(AVAILABLE DATA begins)

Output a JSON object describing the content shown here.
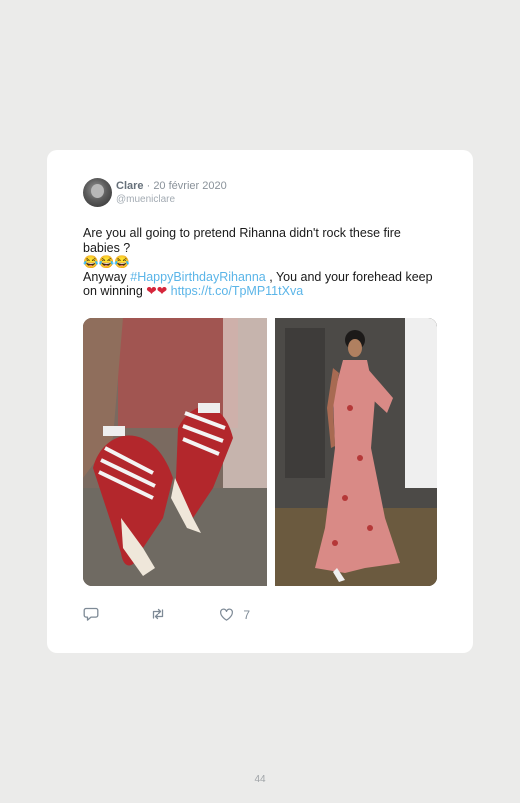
{
  "tweet": {
    "author_name": "Clare",
    "separator": " · ",
    "date": "20 février 2020",
    "handle": "@mueniclare",
    "text_line1": "Are you all going to pretend Rihanna didn't rock these fire babies ?",
    "emoji": "😂😂😂",
    "text_anyway": "Anyway ",
    "hashtag": "#HappyBirthdayRihanna",
    "text_after_hashtag": " , You and your forehead keep on winning ",
    "hearts": "❤❤",
    "url": " https://t.co/TpMP11tXva",
    "like_count": "7"
  },
  "icons": {
    "reply": "reply-icon",
    "retweet": "retweet-icon",
    "like": "heart-icon"
  },
  "colors": {
    "background": "#ebebea",
    "card": "#ffffff",
    "link": "#5bb5e8",
    "action_icon": "#7e8a96"
  },
  "page": {
    "number": "44"
  }
}
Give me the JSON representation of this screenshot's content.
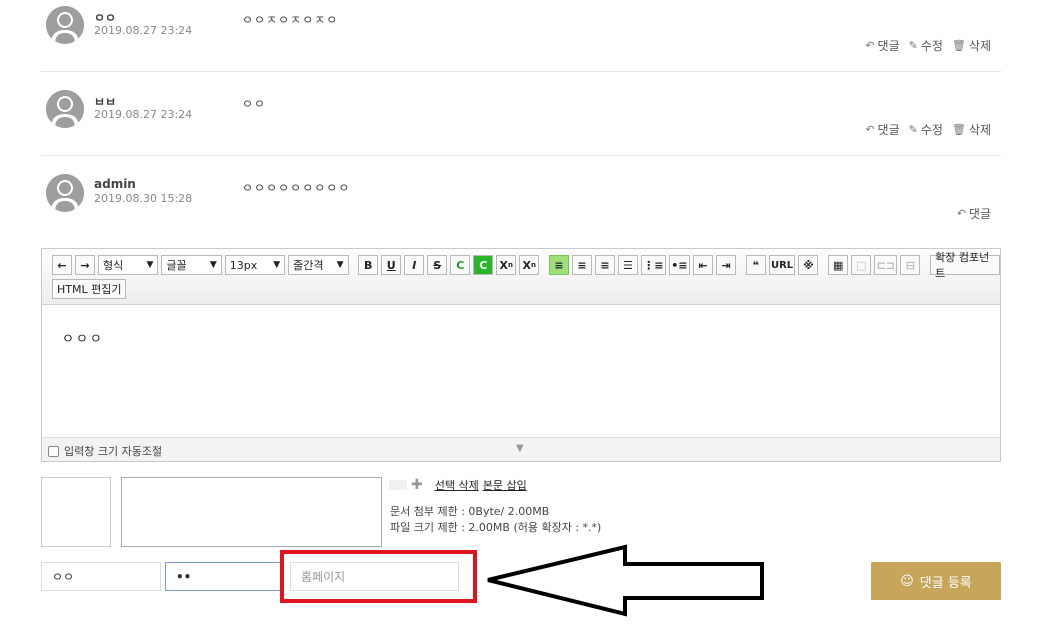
{
  "comments": [
    {
      "author": "ㅇㅇ",
      "date": "2019.08.27 23:24",
      "body": "ㅇㅇㅈㅇㅈㅇㅈㅇ",
      "actions": [
        "댓글",
        "수정",
        "삭제"
      ]
    },
    {
      "author": "ㅂㅂ",
      "date": "2019.08.27 23:24",
      "body": "ㅇㅇ",
      "actions": [
        "댓글",
        "수정",
        "삭제"
      ]
    },
    {
      "author": "admin",
      "date": "2019.08.30 15:28",
      "body": "ㅇㅇㅇㅇㅇㅇㅇㅇㅇ",
      "actions": [
        "댓글"
      ]
    }
  ],
  "editor": {
    "toolbar": {
      "format_label": "형식",
      "font_label": "글꼴",
      "size_label": "13px",
      "line_height_label": "줄간격",
      "url_label": "URL",
      "extension_label": "확장 컴포넌트",
      "html_editor_label": "HTML 편집기"
    },
    "content": "ㅇㅇㅇ",
    "auto_resize_label": "입력창 크기 자동조절"
  },
  "attachments": {
    "delete_selected": "선택 삭제",
    "insert_body": "본문 삽입",
    "doc_limit": "문서 첨부 제한 : 0Byte/ 2.00MB",
    "file_limit": "파일 크기 제한 : 2.00MB (허용 확장자 : *.*)"
  },
  "form": {
    "name_value": "ㅇㅇ",
    "password_value": "••",
    "homepage_placeholder": "홈페이지",
    "submit_label": "댓글 등록"
  },
  "colors": {
    "submit_bg": "#c7a55b",
    "highlight_box": "#e0141e"
  }
}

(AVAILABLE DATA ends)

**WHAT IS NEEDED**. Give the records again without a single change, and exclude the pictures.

**SOLUTION TO THE PROBLEM**.
Output a JSON object describing the content shown here.
{
  "tweet": {
    "author_name": "Clare",
    "separator": " · ",
    "date": "20 février 2020",
    "handle": "@mueniclare",
    "text_line1": "Are you all going to pretend Rihanna didn't rock these fire babies ?",
    "emoji": "😂😂😂",
    "text_anyway": "Anyway ",
    "hashtag": "#HappyBirthdayRihanna",
    "text_after_hashtag": " , You and your forehead keep on winning ",
    "hearts": "❤❤",
    "url": " https://t.co/TpMP11tXva",
    "like_count": "7"
  },
  "icons": {
    "reply": "reply-icon",
    "retweet": "retweet-icon",
    "like": "heart-icon"
  },
  "colors": {
    "background": "#ebebea",
    "card": "#ffffff",
    "link": "#5bb5e8",
    "action_icon": "#7e8a96"
  },
  "page": {
    "number": "44"
  }
}
Give me the JSON representation of this screenshot's content.
{
  "comments": [
    {
      "author": "ㅇㅇ",
      "date": "2019.08.27 23:24",
      "body": "ㅇㅇㅈㅇㅈㅇㅈㅇ",
      "actions": [
        "댓글",
        "수정",
        "삭제"
      ]
    },
    {
      "author": "ㅂㅂ",
      "date": "2019.08.27 23:24",
      "body": "ㅇㅇ",
      "actions": [
        "댓글",
        "수정",
        "삭제"
      ]
    },
    {
      "author": "admin",
      "date": "2019.08.30 15:28",
      "body": "ㅇㅇㅇㅇㅇㅇㅇㅇㅇ",
      "actions": [
        "댓글"
      ]
    }
  ],
  "editor": {
    "toolbar": {
      "format_label": "형식",
      "font_label": "글꼴",
      "size_label": "13px",
      "line_height_label": "줄간격",
      "url_label": "URL",
      "extension_label": "확장 컴포넌트",
      "html_editor_label": "HTML 편집기"
    },
    "content": "ㅇㅇㅇ",
    "auto_resize_label": "입력창 크기 자동조절"
  },
  "attachments": {
    "delete_selected": "선택 삭제",
    "insert_body": "본문 삽입",
    "doc_limit": "문서 첨부 제한 : 0Byte/ 2.00MB",
    "file_limit": "파일 크기 제한 : 2.00MB (허용 확장자 : *.*)"
  },
  "form": {
    "name_value": "ㅇㅇ",
    "password_value": "••",
    "homepage_placeholder": "홈페이지",
    "submit_label": "댓글 등록"
  },
  "colors": {
    "submit_bg": "#c7a55b",
    "highlight_box": "#e0141e"
  }
}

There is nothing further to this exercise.